Simone is particularly bright, but she's hardly a rare exception to the rule. Many developers (myself included) started coding as a childhood hobby. Code comes easily to many kids and teenagers. Maybe it's because the world still seems like a logical and organized place to them, so their ideas find easy expression in code. In any case, a few years of hacking on fun projects before adulthood is the most underrated form of experience in the development world. Where do you put that on a resume? How do you communicate to a potential employer that long before high school, you figured out how to mod your favorite game? That you customized an Android build for your first smartphone? That you programmed a robot to wash dinner plates, and that you've been totally in love with code since you were twelve?
Another too-often-overlooked form of experience is the hobby project. Building a simple app or tool from scratch in order to satisfy your curiosity or try out a new technology is just as valuable as doing a similar project in the workplace, if not more. After all, if you're the sole proprietor of a project, it forces you to become an expert in the technologies you're using and the problem you're solving. No one but you will fix it if it breaks. No one but you will build the parts that you don't know how to build. If your knowledge is fuzzy in a couple areas, it will have to get un-fuzzy because no one else is bringing in expert knowledge. My GitHub graveyard has been far more valuable to my computer science education than any job I've had, even though I haven't invested nearly as much time in it.

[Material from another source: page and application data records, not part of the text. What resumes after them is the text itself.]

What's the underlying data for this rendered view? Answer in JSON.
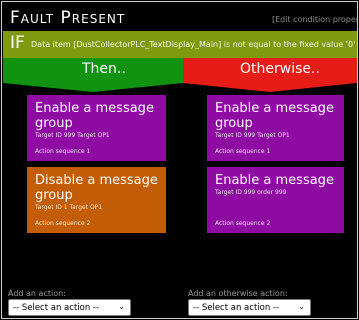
{
  "header": {
    "title": "Fault Present",
    "edit_link": "[Edit condition properties"
  },
  "condition": {
    "keyword": "IF",
    "text": "Data item [DustCollectorPLC_TextDisplay_Main] is not equal to the fixed value '0'"
  },
  "branches": {
    "then_label": "Then..",
    "otherwise_label": "Otherwise.."
  },
  "then_actions": [
    {
      "title": "Enable a message group",
      "target": "Target ID 999 Target OP1",
      "sequence": "Action sequence 1",
      "color": "#8e0aa3"
    },
    {
      "title": "Disable a message group",
      "target": "Target ID 1 Target OP1",
      "sequence": "Action sequence 2",
      "color": "#c25d06"
    }
  ],
  "otherwise_actions": [
    {
      "title": "Enable a message group",
      "target": "Target ID 999 Target OP1",
      "sequence": "Action sequence 1",
      "color": "#8e0aa3"
    },
    {
      "title": "Enable a message",
      "target": "Target ID 999 order 999",
      "sequence": "Action sequence 2",
      "color": "#8e0aa3"
    }
  ],
  "add_action": {
    "label": "Add an action:",
    "select_value": "-- Select an action --"
  },
  "add_otherwise_action": {
    "label": "Add an otherwise action:",
    "select_value": "-- Select an action --"
  },
  "colors": {
    "condition_bar": "#7f9a0f",
    "then_bar": "#119211",
    "otherwise_bar": "#e61c16"
  }
}
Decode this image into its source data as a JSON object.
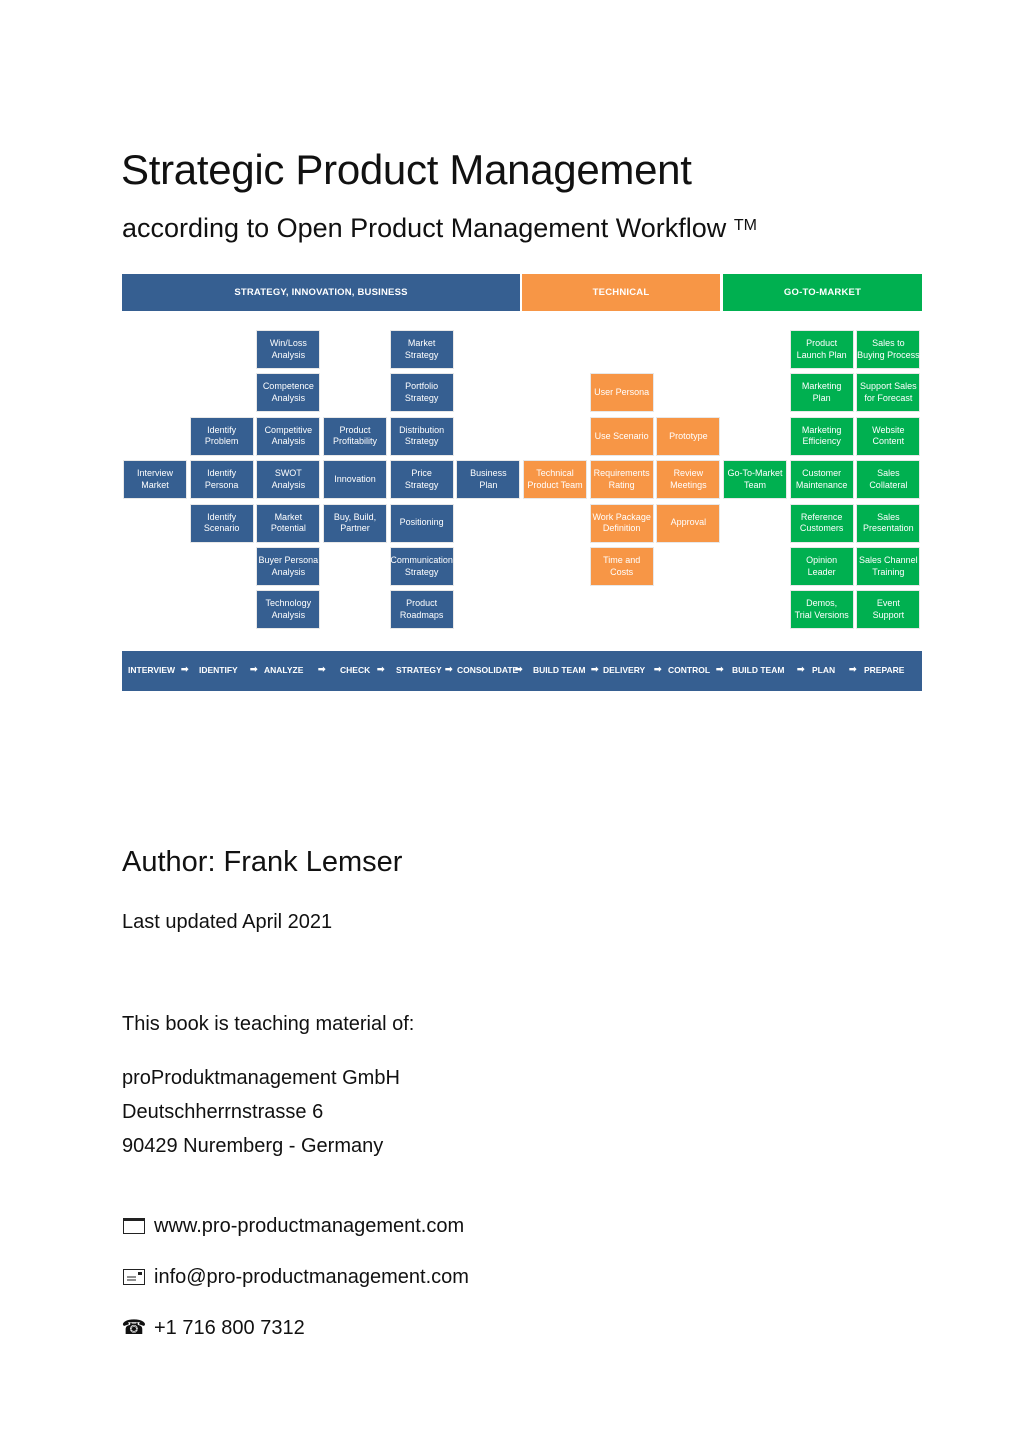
{
  "title": "Strategic Product Management",
  "subtitle": "according to Open Product Management Workflow",
  "subtitle_mark": "TM",
  "colors": {
    "strategy": "#365f91",
    "technical": "#f79646",
    "gtm": "#00b050"
  },
  "diagram": {
    "headers": [
      {
        "label": "STRATEGY, INNOVATION, BUSINESS",
        "group": "strategy"
      },
      {
        "label": "TECHNICAL",
        "group": "technical"
      },
      {
        "label": "GO-TO-MARKET",
        "group": "gtm"
      }
    ],
    "boxes": [
      {
        "label": "Interview\nMarket",
        "col": 0,
        "row": 3,
        "group": "strategy"
      },
      {
        "label": "Identify\nProblem",
        "col": 1,
        "row": 2,
        "group": "strategy"
      },
      {
        "label": "Identify\nPersona",
        "col": 1,
        "row": 3,
        "group": "strategy"
      },
      {
        "label": "Identify\nScenario",
        "col": 1,
        "row": 4,
        "group": "strategy"
      },
      {
        "label": "Win/Loss\nAnalysis",
        "col": 2,
        "row": 0,
        "group": "strategy"
      },
      {
        "label": "Competence\nAnalysis",
        "col": 2,
        "row": 1,
        "group": "strategy"
      },
      {
        "label": "Competitive\nAnalysis",
        "col": 2,
        "row": 2,
        "group": "strategy"
      },
      {
        "label": "SWOT\nAnalysis",
        "col": 2,
        "row": 3,
        "group": "strategy"
      },
      {
        "label": "Market\nPotential",
        "col": 2,
        "row": 4,
        "group": "strategy"
      },
      {
        "label": "Buyer Persona\nAnalysis",
        "col": 2,
        "row": 5,
        "group": "strategy"
      },
      {
        "label": "Technology\nAnalysis",
        "col": 2,
        "row": 6,
        "group": "strategy"
      },
      {
        "label": "Product\nProfitability",
        "col": 3,
        "row": 2,
        "group": "strategy"
      },
      {
        "label": "Innovation",
        "col": 3,
        "row": 3,
        "group": "strategy"
      },
      {
        "label": "Buy, Build,\nPartner",
        "col": 3,
        "row": 4,
        "group": "strategy"
      },
      {
        "label": "Market\nStrategy",
        "col": 4,
        "row": 0,
        "group": "strategy"
      },
      {
        "label": "Portfolio\nStrategy",
        "col": 4,
        "row": 1,
        "group": "strategy"
      },
      {
        "label": "Distribution\nStrategy",
        "col": 4,
        "row": 2,
        "group": "strategy"
      },
      {
        "label": "Price\nStrategy",
        "col": 4,
        "row": 3,
        "group": "strategy"
      },
      {
        "label": "Positioning",
        "col": 4,
        "row": 4,
        "group": "strategy"
      },
      {
        "label": "Communication\nStrategy",
        "col": 4,
        "row": 5,
        "group": "strategy"
      },
      {
        "label": "Product\nRoadmaps",
        "col": 4,
        "row": 6,
        "group": "strategy"
      },
      {
        "label": "Business\nPlan",
        "col": 5,
        "row": 3,
        "group": "strategy"
      },
      {
        "label": "Technical\nProduct Team",
        "col": 6,
        "row": 3,
        "group": "technical"
      },
      {
        "label": "User Persona",
        "col": 7,
        "row": 1,
        "group": "technical"
      },
      {
        "label": "Use Scenario",
        "col": 7,
        "row": 2,
        "group": "technical"
      },
      {
        "label": "Requirements\nRating",
        "col": 7,
        "row": 3,
        "group": "technical"
      },
      {
        "label": "Work Package\nDefinition",
        "col": 7,
        "row": 4,
        "group": "technical"
      },
      {
        "label": "Time and\nCosts",
        "col": 7,
        "row": 5,
        "group": "technical"
      },
      {
        "label": "Prototype",
        "col": 8,
        "row": 2,
        "group": "technical"
      },
      {
        "label": "Review\nMeetings",
        "col": 8,
        "row": 3,
        "group": "technical"
      },
      {
        "label": "Approval",
        "col": 8,
        "row": 4,
        "group": "technical"
      },
      {
        "label": "Go-To-Market\nTeam",
        "col": 9,
        "row": 3,
        "group": "gtm"
      },
      {
        "label": "Product\nLaunch Plan",
        "col": 10,
        "row": 0,
        "group": "gtm"
      },
      {
        "label": "Marketing\nPlan",
        "col": 10,
        "row": 1,
        "group": "gtm"
      },
      {
        "label": "Marketing\nEfficiency",
        "col": 10,
        "row": 2,
        "group": "gtm"
      },
      {
        "label": "Customer\nMaintenance",
        "col": 10,
        "row": 3,
        "group": "gtm"
      },
      {
        "label": "Reference\nCustomers",
        "col": 10,
        "row": 4,
        "group": "gtm"
      },
      {
        "label": "Opinion\nLeader",
        "col": 10,
        "row": 5,
        "group": "gtm"
      },
      {
        "label": "Demos,\nTrial Versions",
        "col": 10,
        "row": 6,
        "group": "gtm"
      },
      {
        "label": "Sales to\nBuying Process",
        "col": 11,
        "row": 0,
        "group": "gtm"
      },
      {
        "label": "Support Sales\nfor Forecast",
        "col": 11,
        "row": 1,
        "group": "gtm"
      },
      {
        "label": "Website\nContent",
        "col": 11,
        "row": 2,
        "group": "gtm"
      },
      {
        "label": "Sales\nCollateral",
        "col": 11,
        "row": 3,
        "group": "gtm"
      },
      {
        "label": "Sales\nPresentation",
        "col": 11,
        "row": 4,
        "group": "gtm"
      },
      {
        "label": "Sales Channel\nTraining",
        "col": 11,
        "row": 5,
        "group": "gtm"
      },
      {
        "label": "Event\nSupport",
        "col": 11,
        "row": 6,
        "group": "gtm"
      }
    ],
    "flow_steps": [
      "INTERVIEW",
      "IDENTIFY",
      "ANALYZE",
      "CHECK",
      "STRATEGY",
      "CONSOLIDATE",
      "BUILD TEAM",
      "DELIVERY",
      "CONTROL",
      "BUILD TEAM",
      "PLAN",
      "PREPARE"
    ],
    "flow_arrow": "➡"
  },
  "author": "Author: Frank Lemser",
  "updated": "Last updated April 2021",
  "teaching": "This book is teaching material of:",
  "company": [
    "proProduktmanagement GmbH",
    "Deutschherrnstrasse 6",
    "90429 Nuremberg - Germany"
  ],
  "contacts": [
    {
      "icon": "web-window-icon",
      "text": "www.pro-productmanagement.com"
    },
    {
      "icon": "email-icon",
      "text": "info@pro-productmanagement.com"
    },
    {
      "icon": "phone-icon",
      "text": "+1 716 800 7312"
    }
  ]
}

But again we face the same problem: how do you demonstrate this value to an employer? Where on your resume do the passion projects go?
I could add several things to this list and so could you. Many developers contribute to popular open-source projects and although this builds their skill set in a big way--both technical and soft skills are required for effective open-source collaboration--it is usually overlooked by employers. Some developers mentor others, which in my experience is a more powerful learning experience for the teacher than the learner. And even developers who choose not to code outside of their 40-hour work week are often incredibly motivated on the job, voluntarily taking on difficult projects and punching above their weight.
Employers are constantly at risk of hiring developers with 20 years of job experience but no passion or drive, instead of developers with 4 years of job experience, 6 years of childhood hackery, 3 years of weekends on GitHub, and a lifetime of enthusiasm for cool software.
It's a disservice to you to be judged only by your three or four most recent jobs. And it's a disservice to employers everywhere to unknowingly reject awesome candidates without a technical interview because they don't have enough "professional experience."
What's the solution?
We have to demand that employers meet us halfway. Put a GitHub link on your resume, and give preference to employers that indicate they've looked at your projects. Mention your open-source and hobby project experience in your cover letters. If you're a junior developer, prove that you deserve to be treated like a veteran. Learn about code quality, and show that you care about it. When someone gives you a technical interview--especially if they're dubious about your skills--blow their freaking mind. Teach the world that developers are more than their resumes.
And then, in five or ten years when you're a full-fledged senior developer or architect, remember where you've been.
Listen: I'm not saying that experience doesn't matter. Of course it does. The wisdom of decades in software is immediately apparent in the senior developers I work with, and it's super valuable to me and to the company. But experience comes in all shapes and sizes, and someday I hope that developers like me will be measured by all of it, not just the parts that look good on a resume.
EDIT: As many have brought up in the comments, open-source and side projects should definitely be a part of your resume. It sounds like there are indeed some companies that value this as highly as job experience, which is very cool.